Fierce, Dedicated And Experienced Representation

What are the most common forms of distracted driving?

On Behalf of | Sep 10, 2021 | Personal Injury |

To many people, the term distracted driving means using a mobile phone at the wheel. This strong correlation comes in part from years of public awareness campaigns. Obviously, it is incredibly dangerous to use a phone while your drive, but that is far from the only form of distraction that could hurt you and the people in your vehicle.

The Centers for Disease Control and Prevention define distraction as any behavior while driving that requires that you release your grip on the wheel, take your eyes off the road or mentally focus on something other than the traffic around you. What are some of the most common distractions while driving?

Trying to multitask during a commute

The more time you spend driving to and from your job every week, the more likely you are to want to make use of those seemingly lost hours. You might try to make some business calls from your vehicle, eat a meal on the way to work or even get dressed in the car.

Grooming yourself, eating a breakfast burrito or trying to dictate a response to a business email hands-free are all still distractions that could easily lead to a collision.

Engaging with passengers or people on the phone

Having a conversation with someone can make your commute seem to fly by. Unfortunately, you feel that way because you no longer fully focus on the drive but rather on the conversation. The more emotional you become, the more distracting the conversation becomes.

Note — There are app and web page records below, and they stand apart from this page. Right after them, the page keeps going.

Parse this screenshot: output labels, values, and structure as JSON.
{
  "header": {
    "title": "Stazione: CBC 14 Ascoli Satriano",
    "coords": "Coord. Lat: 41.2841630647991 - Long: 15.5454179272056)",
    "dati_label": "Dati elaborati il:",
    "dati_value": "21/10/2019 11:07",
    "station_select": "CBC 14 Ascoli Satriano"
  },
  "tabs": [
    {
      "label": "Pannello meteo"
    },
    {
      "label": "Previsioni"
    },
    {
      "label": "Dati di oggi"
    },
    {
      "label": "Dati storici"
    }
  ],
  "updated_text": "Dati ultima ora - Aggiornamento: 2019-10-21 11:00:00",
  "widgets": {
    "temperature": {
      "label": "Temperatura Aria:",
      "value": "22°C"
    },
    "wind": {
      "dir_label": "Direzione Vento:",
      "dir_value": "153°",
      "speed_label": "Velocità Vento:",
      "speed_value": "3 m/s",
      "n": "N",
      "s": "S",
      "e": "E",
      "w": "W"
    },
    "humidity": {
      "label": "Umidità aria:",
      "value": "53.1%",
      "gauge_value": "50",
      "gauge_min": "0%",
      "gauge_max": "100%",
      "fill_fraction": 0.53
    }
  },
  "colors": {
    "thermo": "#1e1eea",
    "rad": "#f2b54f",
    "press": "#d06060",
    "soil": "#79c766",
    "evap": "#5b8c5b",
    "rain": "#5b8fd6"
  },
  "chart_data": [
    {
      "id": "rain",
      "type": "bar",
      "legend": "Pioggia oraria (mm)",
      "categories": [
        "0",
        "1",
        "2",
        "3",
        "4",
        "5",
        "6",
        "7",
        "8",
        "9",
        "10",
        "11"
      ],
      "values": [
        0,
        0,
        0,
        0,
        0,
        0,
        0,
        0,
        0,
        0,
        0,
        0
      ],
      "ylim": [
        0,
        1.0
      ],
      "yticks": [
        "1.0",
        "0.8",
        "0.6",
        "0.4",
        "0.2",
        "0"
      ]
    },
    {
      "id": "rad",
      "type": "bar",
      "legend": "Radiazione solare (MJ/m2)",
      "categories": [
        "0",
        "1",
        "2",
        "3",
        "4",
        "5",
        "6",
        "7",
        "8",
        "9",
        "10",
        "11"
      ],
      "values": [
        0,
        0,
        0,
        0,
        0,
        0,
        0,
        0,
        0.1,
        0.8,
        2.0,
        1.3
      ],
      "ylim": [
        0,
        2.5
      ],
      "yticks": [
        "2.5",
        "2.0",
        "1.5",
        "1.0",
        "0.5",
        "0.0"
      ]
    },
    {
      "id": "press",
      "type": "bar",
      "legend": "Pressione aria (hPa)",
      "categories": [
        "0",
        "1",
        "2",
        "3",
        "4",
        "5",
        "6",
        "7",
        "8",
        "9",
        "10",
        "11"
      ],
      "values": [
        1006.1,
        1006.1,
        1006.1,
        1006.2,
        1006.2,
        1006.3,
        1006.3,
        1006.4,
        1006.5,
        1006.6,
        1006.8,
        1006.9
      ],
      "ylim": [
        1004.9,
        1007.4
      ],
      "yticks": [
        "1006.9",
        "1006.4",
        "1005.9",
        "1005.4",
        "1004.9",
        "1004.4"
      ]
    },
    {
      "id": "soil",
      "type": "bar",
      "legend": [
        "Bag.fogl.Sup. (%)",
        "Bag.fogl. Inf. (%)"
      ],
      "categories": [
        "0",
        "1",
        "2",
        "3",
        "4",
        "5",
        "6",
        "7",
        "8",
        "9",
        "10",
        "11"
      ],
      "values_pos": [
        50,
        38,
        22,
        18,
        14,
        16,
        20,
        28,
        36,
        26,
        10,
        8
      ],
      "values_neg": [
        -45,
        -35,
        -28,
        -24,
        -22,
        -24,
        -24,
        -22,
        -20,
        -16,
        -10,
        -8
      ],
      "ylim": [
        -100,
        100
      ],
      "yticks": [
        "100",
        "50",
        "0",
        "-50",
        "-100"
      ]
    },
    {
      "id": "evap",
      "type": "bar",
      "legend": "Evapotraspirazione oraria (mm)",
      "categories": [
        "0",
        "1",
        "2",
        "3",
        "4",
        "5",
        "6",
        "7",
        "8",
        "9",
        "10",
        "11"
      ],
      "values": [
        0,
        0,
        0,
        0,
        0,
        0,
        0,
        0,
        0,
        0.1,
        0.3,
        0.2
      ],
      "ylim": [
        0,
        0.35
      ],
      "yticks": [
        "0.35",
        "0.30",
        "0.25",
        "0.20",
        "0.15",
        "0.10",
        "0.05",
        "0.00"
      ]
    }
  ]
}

If someone is in your vehicle, you might make eye contact with them or look at them instead of the road. If you talk to someone on the phone, even hands-free, the mental distraction could lead to your missing important changes in traffic ahead of you.

Entertaining yourself while driving

Are you blithely quoting along with your favorite character as your children watch a movie on the built-in screens in your vehicle? Do you let yourself become totally engrossed in murder mystery podcasts or audiobooks on your way to work? Do you sing along to the radio and have a little concert in your car?

All of those activities can make your drive more fun, but they are also taking your focus off of safety and your surroundings. Unfortunately, even if you go to extreme lengths to avoid distraction, other drivers could still hurt you in a crash. Recognizing the signs of distraction in another driver before or right after a collision could help you hold them accountable for causing a wreck.